On 13th October 2014, the Bishop of Coventry, the Rt Revd Christopher Cocksworth, received answers to five written questions on the subjects of Iraq and Syria.
Lord Wallace of Saltaire: Her Majesty’s Government (HMG) has allocated £23 million to respond to the humanitarian crisis. £17.5 million of this is funding partners already working in Iraq to enable them to provide immediate life-saving assistance. HMG is also providing logistics, coordination and staffing support to the Kurdish and the UN systems to ensure long-term humanitarian provision.
The Lord Bishop of Coventry: To ask Her Majesty’s Government what assistance they are providing to the authorities in Iraq to ensure that newly born children of those displaced from northern Iraq are issued with birth registration documents.[HL1876]

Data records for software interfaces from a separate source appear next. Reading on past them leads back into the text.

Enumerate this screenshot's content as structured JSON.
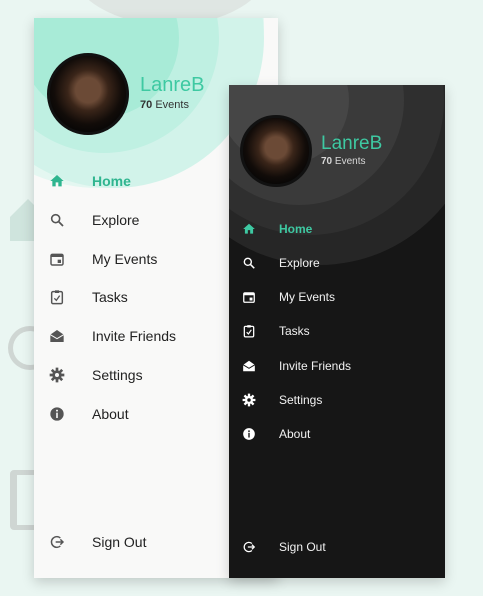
{
  "colors": {
    "accent": "#3ec9a2",
    "light_bg": "#f9f9f8",
    "dark_bg": "#161616"
  },
  "profile": {
    "name": "LanreB",
    "events_count": "70",
    "events_label": "Events"
  },
  "menu": [
    {
      "label": "Home",
      "icon": "home-icon",
      "active": true
    },
    {
      "label": "Explore",
      "icon": "search-icon"
    },
    {
      "label": "My Events",
      "icon": "calendar-icon"
    },
    {
      "label": "Tasks",
      "icon": "tasks-icon"
    },
    {
      "label": "Invite Friends",
      "icon": "invite-icon"
    },
    {
      "label": "Settings",
      "icon": "gear-icon"
    },
    {
      "label": "About",
      "icon": "info-icon"
    }
  ],
  "sign_out": {
    "label": "Sign Out",
    "icon": "sign-out-icon"
  }
}
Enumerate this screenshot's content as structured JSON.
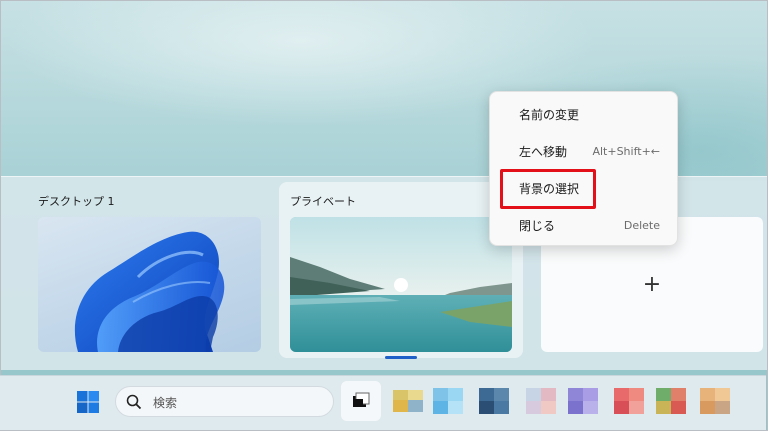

Lord Wallace of Saltaire: HMG provided £1 million to UNHCR in Iraq in June 2014, which included support for 4,500 families with legal assistance, protection and support to registration. UNHCR is discussing these issues with the Government of Iraq and leading work to provide legal assistance to internally displaced persons.
The Lord Bishop of Coventry: To ask Her Majesty’s Government what steps they are taking to ensure that all sides of the Syrian conflict adhere to the provisions of United Nations Security Council Resolution 2165 requiring all parties to cease indiscriminate attacks.[HL1872]
The Minister of State, Foreign and Commonwealth Office (Baroness Anelay of St Johns): We are concerned about indiscriminate attacks on civilians in Syria which contravene international law. The UK has consistently called upon all parties in the conflict to respect international law and played a leading role in initiating and securing the passing of UN Security Council Resolutions 2139 and 2165, which demand that all parties cease all attacks against civilians and comply fully with their obligations to protect civilians in armed conflict. The UN Independent Commission of Inquiry’s most recent report was clear that the Assad regime, Islamic State of Iraq and the Levant and other extremist groups, were behind the majority of such attacks. On 25 September 2014, the UK and our partners secured a strong resolution at the UN Human Rights Council which demands that the Syrian authorities cooperate fully with the Commission of Inquiry.
In partnership with other donor countries, we have funded the collection of documentary evidence of human rights abuses to allow those responsible to be held accountable. We have also funded Law of Armed Conflict training to help armed groups understand their responsibilities and obligations under international law and international human rights standards. We welcome the commitment of the Syrian National Coalition and associated moderate armed groups to abide by these standards.
The Lord Bishop of Coventry: To ask Her Majesty’s Government what percentage of the £600 million they have committed to the situation in Syria has been assigned to long-term civil society projects.[HL1873]
Baroness Jolly: Following the International Development Secretary’s announcement of £100 million at United Nations General Assembly, total United Kingdom funding in response to the humanitarian crisis in Syria and the region now stands at £700 million. Of this, over 50 per cent has been allocated to projects managed by non-governmental organisations. Due to the structure of our funding, the fluidity of the situation, and the resulting need for flexibility, it is not possible to give an exact breakdown of the amount assigned to such projects, however we remain committed to supporting capacity building of local civil society in the longer term.
The Lord Bishop of Coventry: To ask Her Majesty’s Government whether they plan to reconsider joining the UNHCR resettlement programme for Syrian refugees.[HL1875]
The Parliamentary Under-Secretary of State, Home Office (Lord Bates): The Syrian Vulnerable Persons Relocation (VPR) Scheme operates in parallel with the UNHCR’s Syria Humanitarian Admission Programme (HAP). There are no plans to reconsider joining the HAP as the VPR scheme is based on need rather than fulfilling a quota. However, we work very closely with UNHCR to identify the most vulnerable people and the scheme has their full co-operation. The VPR is relocating several hundred of the most vulnerable Syrians displaced by the conflict to the UK.
The UK is the second largest bi-lateral donor after the USA.